“I don’t like myself.” Those are the words my daughter said to me last weekend after a particular bad afternoon behavior wise, and it broke my heart. She had been pestering me for having a light on and asking me repeatedly to do something after I had told her no, and she ended up crying on the couch in the next room. When I asked her why she was crying about she said, “I just don’t like myself.” I think it’s the worst possible thing I could have heard her say? I can handle her not liking me sometimes, or thinking life isn’t fair, or being mad at something, but not liking herself? To hear that she thinks she is clumsy and can’t get anything right?
That crushed me.
Later that night I was thinking, about what I’ve been portraying and how I have somehow been sending the message that she needs to be something other than what she is. I read something awhile back (probably on Momastery, where I learn everything worth knowing), and it was that if we spend our life as parents trying to be “Pinterest perfect” all the time it will teach our kids that they need to be perfect. Then, as they grow up they will discover that they aren’t perfect and feel less. We all learn this as we grow, we learn we have faults and failures, and that this is okay because we are human. Yet our little ones don’t know this yet. They see us as flawless, all knowing beings (for now anyway), and if we hide our flaws from them, and only show them the most perfect parts of ourselves, how does that make them feel when they can’t live up to it?
I don’t want to portray the message that I always know what I’m doing, in parenthood or real life. I want to show them that I mess up, a lot. I make mistakes and go back on my word and let them down and yell a bit too much. I just want them to see that I’m trying, that I mean well, but I am also human and don’t know everything. I never will. I want them to know that they will never be fully satisfied with themselves, but that they are exactly who they need to be. Each little quirk and imperfection makes them the people they are, and I couldn’t love them any more than I do. The essential parts of them that make them the babies I grew from one tiny cell. Their tender souls and the inner recesses of their heart, everything about them is what I want them to be.
I don’t care if they never make a goal in soccer, or read two levels above their grade, or can tie their shoes yet. I don’t care if they can’t sit still at the dinner table, or have to be told a zillion times to get their boots on, or even what they will be when they grow up. I just want them to be happy and to accept themselves, and like who they are. Is this impossible?

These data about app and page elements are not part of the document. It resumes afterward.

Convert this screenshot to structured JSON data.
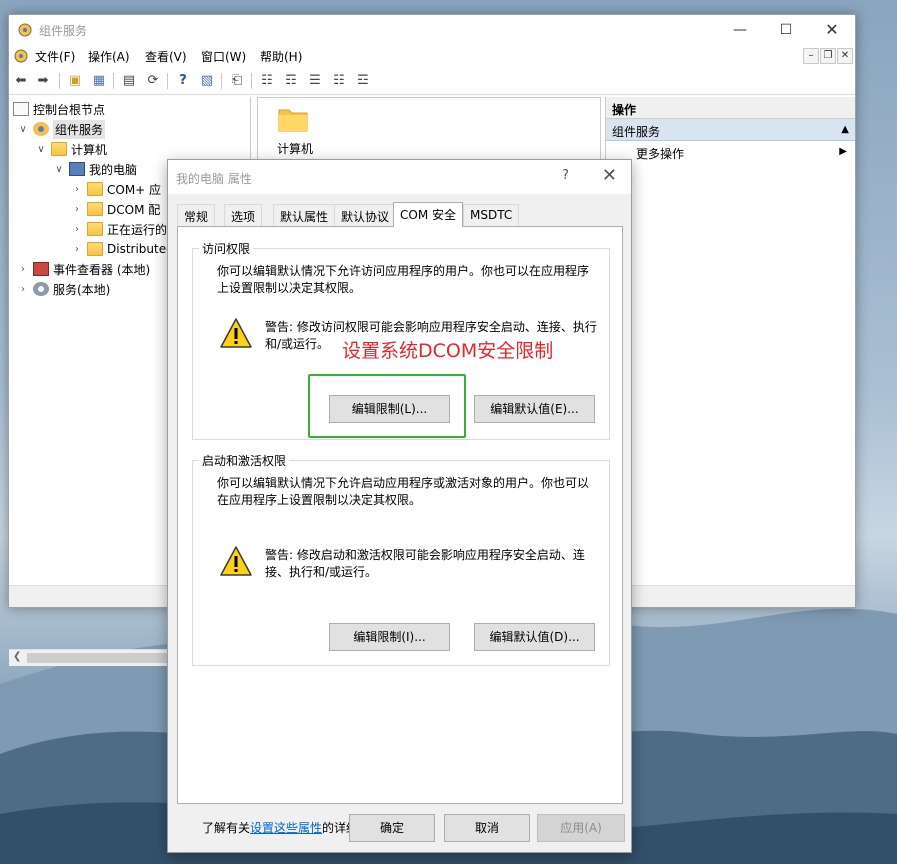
{
  "main_window": {
    "title": "组件服务",
    "menu": [
      "文件(F)",
      "操作(A)",
      "查看(V)",
      "窗口(W)",
      "帮助(H)"
    ],
    "tree": {
      "root": "控制台根节点",
      "component_services": "组件服务",
      "computers": "计算机",
      "my_computer": "我的电脑",
      "com_apps": "COM+ 应",
      "dcom_config": "DCOM 配",
      "running": "正在运行的",
      "distributed": "Distributed",
      "event_viewer": "事件查看器 (本地)",
      "services": "服务(本地)"
    },
    "content": {
      "computer_label": "计算机"
    },
    "actions": {
      "header": "操作",
      "section": "组件服务",
      "more": "更多操作"
    }
  },
  "dialog": {
    "title": "我的电脑 属性",
    "help": "?",
    "tabs": [
      "常规",
      "选项",
      "默认属性",
      "默认协议",
      "COM 安全",
      "MSDTC"
    ],
    "active_tab": "COM 安全",
    "access": {
      "title": "访问权限",
      "description": "你可以编辑默认情况下允许访问应用程序的用户。你也可以在应用程序上设置限制以决定其权限。",
      "warning": "警告: 修改访问权限可能会影响应用程序安全启动、连接、执行和/或运行。",
      "edit_limits": "编辑限制(L)...",
      "edit_default": "编辑默认值(E)..."
    },
    "launch": {
      "title": "启动和激活权限",
      "description": "你可以编辑默认情况下允许启动应用程序或激活对象的用户。你也可以在应用程序上设置限制以决定其权限。",
      "warning": "警告: 修改启动和激活权限可能会影响应用程序安全启动、连接、执行和/或运行。",
      "edit_limits": "编辑限制(I)...",
      "edit_default": "编辑默认值(D)..."
    },
    "info": {
      "prefix": "了解有关",
      "link": "设置这些属性",
      "suffix": "的详细信息。"
    },
    "buttons": {
      "ok": "确定",
      "cancel": "取消",
      "apply": "应用(A)"
    },
    "annotation": "设置系统DCOM安全限制"
  },
  "colors": {
    "annotation": "#e5262b",
    "highlight": "#35b03a",
    "link": "#0066cc",
    "action_section": "#d9e4f1"
  }
}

Being a mom can the best, and also the worst. I say the worst because you birth these little people and want the best of the entire world for them, you want them to have no fears, no doubts, and none of the issues you have. Yet you know they have a long road ahead of them. I know my son and daughter have an entire childhood (or longer) to be judged by how they look, or play sports, or what they learn in school. I know my daughter will be made to feel bad about herself, because she’s not like the other girls in some way. I don’t think I felt fully good about myself until I reached thirty, so how can it be different for her? I guess I just wasn’t expecting to have to deal with this stuff now, so early. She’s only six and somehow feels less and I’m heartbroken.
My mission now is to create a place where she can feel good about herself, flaws and all. I want to show her my flaws and teach her that it doesn’t make you a bad person if you are clumsy, or if it takes a little but longer to learn something. She is made exactly the way she should be. She may not be perfect, but I’m not perfect either.

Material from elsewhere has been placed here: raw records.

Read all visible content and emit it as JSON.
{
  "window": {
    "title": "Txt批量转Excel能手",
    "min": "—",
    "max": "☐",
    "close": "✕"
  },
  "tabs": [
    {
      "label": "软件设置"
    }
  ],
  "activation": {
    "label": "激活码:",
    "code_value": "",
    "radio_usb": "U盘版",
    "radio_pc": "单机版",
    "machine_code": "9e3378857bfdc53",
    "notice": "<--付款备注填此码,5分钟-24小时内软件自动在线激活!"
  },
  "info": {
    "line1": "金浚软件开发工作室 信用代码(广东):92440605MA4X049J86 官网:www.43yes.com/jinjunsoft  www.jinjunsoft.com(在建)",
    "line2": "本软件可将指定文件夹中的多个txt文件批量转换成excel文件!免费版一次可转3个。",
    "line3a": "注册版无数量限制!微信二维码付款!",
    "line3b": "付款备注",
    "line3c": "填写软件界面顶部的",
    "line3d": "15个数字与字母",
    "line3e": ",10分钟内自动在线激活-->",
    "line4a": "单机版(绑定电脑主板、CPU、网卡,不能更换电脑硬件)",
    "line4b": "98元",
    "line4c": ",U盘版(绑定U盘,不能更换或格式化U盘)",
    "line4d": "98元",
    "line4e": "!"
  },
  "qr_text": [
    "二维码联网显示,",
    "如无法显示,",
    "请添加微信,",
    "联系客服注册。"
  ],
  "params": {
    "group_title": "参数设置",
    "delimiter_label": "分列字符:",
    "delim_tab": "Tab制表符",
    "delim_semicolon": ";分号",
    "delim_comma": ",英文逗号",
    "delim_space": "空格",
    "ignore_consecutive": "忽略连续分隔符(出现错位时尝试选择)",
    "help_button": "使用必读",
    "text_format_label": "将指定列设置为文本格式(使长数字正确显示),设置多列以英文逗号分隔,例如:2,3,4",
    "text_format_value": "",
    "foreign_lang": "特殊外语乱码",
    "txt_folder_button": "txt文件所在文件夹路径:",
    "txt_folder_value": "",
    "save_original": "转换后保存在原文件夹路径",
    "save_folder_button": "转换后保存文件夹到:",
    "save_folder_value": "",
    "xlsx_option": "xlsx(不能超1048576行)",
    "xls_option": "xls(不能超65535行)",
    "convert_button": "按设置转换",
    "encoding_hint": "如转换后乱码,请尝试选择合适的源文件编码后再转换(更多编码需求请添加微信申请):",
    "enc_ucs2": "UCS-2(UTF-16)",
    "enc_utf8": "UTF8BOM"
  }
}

We never will be.
I’m hoping she sees that and learns that what makes her the person I love is all the good and imperfect bits put together that form her essential self. That essential self of hers is amazing. I hope she knows it.
>Linking up with Shanna for Random Wednesday today.